V got this puzzle for Christmas from our friend Nancy. This is the third time we've done it: we discuss the Addams family while we work, and it's really fun.
And it brings up memories I had long forgotten. When I was a girl, my family LOVED puzzles. Every holiday, all winter, and just about any time was a good time for a puzzle. I have few memories of my grandfather, who died when I was 6, but many of them involve him hovering around a dining room table, working on a puzzle. We had three or four puzzles we did every Christmas, and it helped us bide our time while we waited to open presents.
But it wasn't enough to just do puzzles, for some reason. My dad had all kinds of elaborate rules for puzzles, and puzzle doing was serious business. These rules were non-negotiable, and though I didn't enforce them with V(except for #1), I felt bad for breaking each rule.
Dewey's rules for puzzles:
1. No food or drink on the puzzle table. At all. Ever. If you need coffee or a snack, get a TV tray and put it up next to the puzzle table. Then consume it over the TV tray, not the puzzle. Also, you'll have to listen to the story about when Grandpa Art spilled coffee on a brand new puzzle one year.
2. When we open a puzzle, and dump out the pieces, we have to flip over all of them before we put anything together. Every piece. When I was too little to really do much else with puzzles, this was often my job, and my family was all about the 1000 piece ones. It took for freaking ever.
3. If any of the pieces were left together from the last time this puzzle was done (my aunt Barbie was notorious for just folding a puzzle up to put it away) everything must be taken apart and spread out. Just two pieces together? One on each end of the table. More than that, and we had to mix them in.
4. Everyone gets to look at the cover of the box once. Just once. When someone new comes to start work on the puzzle, they get to look at, but the rest of us who've already seen it are expected to avert our eyes. And then we talk about those crazy people who use the box to place individual pieces, and don't follow the other rules, either. Heathens.
5. If, when the puzzle is finished, there are pieces missing, we look around carefully to see if there're any on the floor. If not, we take a slip of scrap paper, slide it under the puzzle, and trace the missing piece. Then we write on the slip a description of what's missing (i.e. blue hippo eye, or Santa's left elbow). This precious slip goes into the puzzle box so we know what's gone for next time.
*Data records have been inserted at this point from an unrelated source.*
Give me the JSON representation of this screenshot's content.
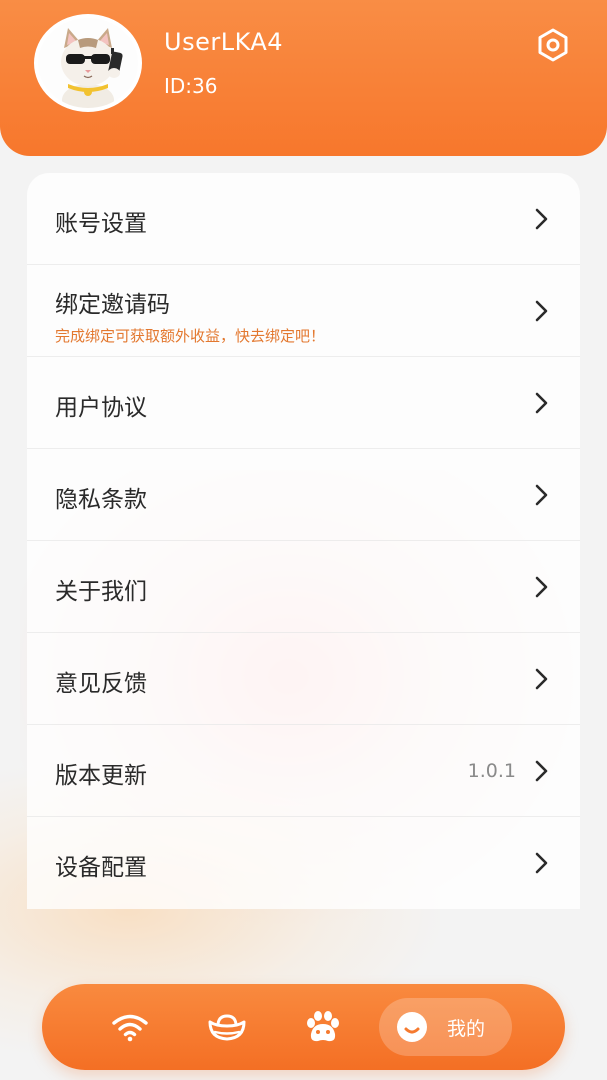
{
  "profile": {
    "username": "UserLKA4",
    "user_id": "ID:36",
    "avatar_icon": "cat-with-sunglasses-avatar",
    "settings_icon": "settings-hexagon-icon"
  },
  "menu": {
    "items": [
      {
        "label": "账号设置"
      },
      {
        "label": "绑定邀请码",
        "sub": "完成绑定可获取额外收益，快去绑定吧！"
      },
      {
        "label": "用户协议"
      },
      {
        "label": "隐私条款"
      },
      {
        "label": "关于我们"
      },
      {
        "label": "意见反馈"
      },
      {
        "label": "版本更新",
        "value": "1.0.1"
      },
      {
        "label": "设备配置"
      }
    ]
  },
  "bottom_nav": {
    "items": [
      {
        "icon": "wifi-icon"
      },
      {
        "icon": "gold-ingot-icon"
      },
      {
        "icon": "paw-icon"
      },
      {
        "icon": "smile-icon",
        "label": "我的",
        "active": true
      }
    ]
  },
  "colors": {
    "brand_orange": "#f7772c",
    "sub_text_orange": "#e3782f",
    "text_dark": "#2a2a2a",
    "text_gray": "#8a8a8a"
  }
}
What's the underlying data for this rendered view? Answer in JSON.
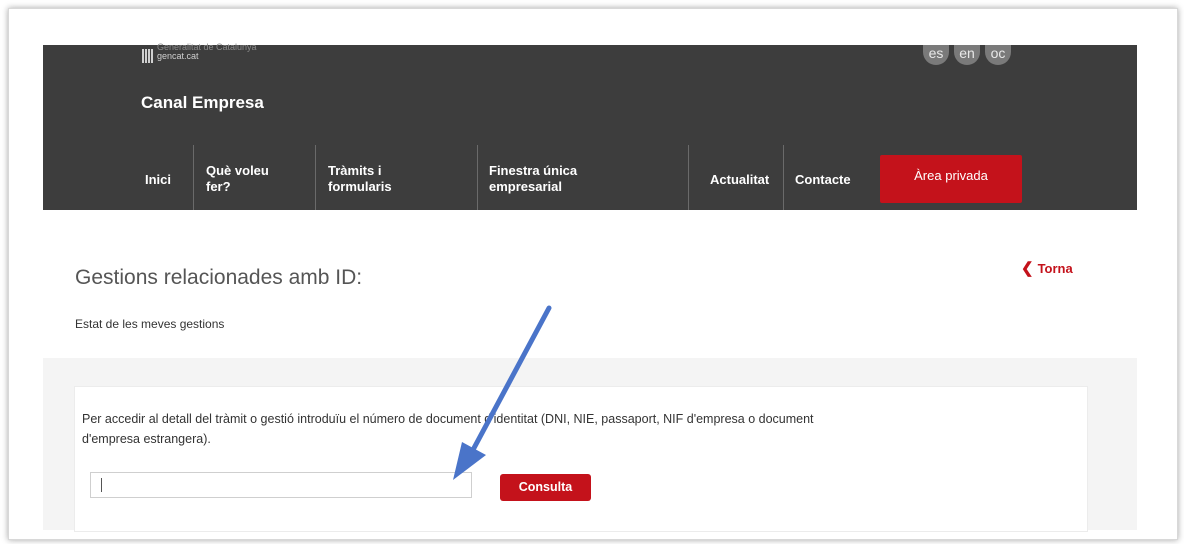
{
  "header": {
    "logo_line1": "Generalitat de Catalunya",
    "logo_line2": "gencat.cat",
    "site_title": "Canal Empresa",
    "languages": [
      "es",
      "en",
      "oc"
    ]
  },
  "nav": {
    "items": [
      {
        "label": "Inici"
      },
      {
        "label": "Què voleu fer?"
      },
      {
        "label": "Tràmits i formularis"
      },
      {
        "label": "Finestra única empresarial"
      },
      {
        "label": "Actualitat"
      },
      {
        "label": "Contacte"
      }
    ],
    "private_area": "Àrea privada"
  },
  "main": {
    "title": "Gestions relacionades amb ID: ",
    "back_label": "Torna",
    "subtitle": "Estat de les meves gestions",
    "instructions": "Per accedir al detall del tràmit o gestió introduïu el número de document d'identitat (DNI, NIE, passaport, NIF d'empresa o document d'empresa estrangera).",
    "input_value": "",
    "consult_button": "Consulta"
  },
  "colors": {
    "header_bg": "#3d3d3d",
    "accent_red": "#c4121b",
    "annotation_arrow": "#4a74c9"
  },
  "icons": {
    "back": "chevron-left-icon",
    "annotation": "arrow-icon"
  }
}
I sure wish he was here to teach these to V, though. I'm a pushover when it comes to made up rules, it turns out. Somewhere he's hollering at us everytime we look at the box, I just know it. I hope he understands.